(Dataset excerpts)
▬▬▬▬▬▬▬▬▬▬

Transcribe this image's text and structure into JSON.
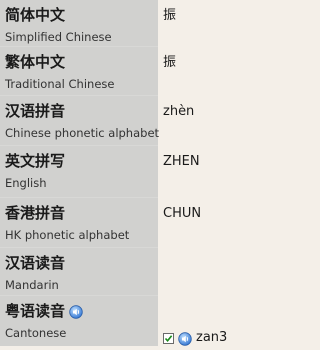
{
  "rows": [
    {
      "cn": "简体中文",
      "en": "Simplified Chinese",
      "value": "振"
    },
    {
      "cn": "繁体中文",
      "en": "Traditional Chinese",
      "value": "振"
    },
    {
      "cn": "汉语拼音",
      "en": "Chinese phonetic alphabet",
      "value": "zhèn"
    },
    {
      "cn": "英文拼写",
      "en": "English",
      "value": "ZHEN"
    },
    {
      "cn": "香港拼音",
      "en": "HK phonetic alphabet",
      "value": "CHUN"
    },
    {
      "cn": "汉语读音",
      "en": "Mandarin",
      "value": ""
    },
    {
      "cn": "粤语读音",
      "en": "Cantonese",
      "value": "zan3"
    }
  ],
  "icons": {
    "speaker": "speaker-icon",
    "checkbox": "checkbox-icon"
  },
  "colors": {
    "label_bg": "#d1d1cf",
    "value_bg": "#f4efe8",
    "icon_blue": "#3a7bd5"
  }
}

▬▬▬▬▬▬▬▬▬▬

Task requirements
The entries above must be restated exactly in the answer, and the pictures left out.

Solution for this problem
Transcribe this image's text and structure into JSON.
{
  "rows": [
    {
      "cn": "简体中文",
      "en": "Simplified Chinese",
      "value": "振"
    },
    {
      "cn": "繁体中文",
      "en": "Traditional Chinese",
      "value": "振"
    },
    {
      "cn": "汉语拼音",
      "en": "Chinese phonetic alphabet",
      "value": "zhèn"
    },
    {
      "cn": "英文拼写",
      "en": "English",
      "value": "ZHEN"
    },
    {
      "cn": "香港拼音",
      "en": "HK phonetic alphabet",
      "value": "CHUN"
    },
    {
      "cn": "汉语读音",
      "en": "Mandarin",
      "value": ""
    },
    {
      "cn": "粤语读音",
      "en": "Cantonese",
      "value": "zan3"
    }
  ],
  "icons": {
    "speaker": "speaker-icon",
    "checkbox": "checkbox-icon"
  },
  "colors": {
    "label_bg": "#d1d1cf",
    "value_bg": "#f4efe8",
    "icon_blue": "#3a7bd5"
  }
}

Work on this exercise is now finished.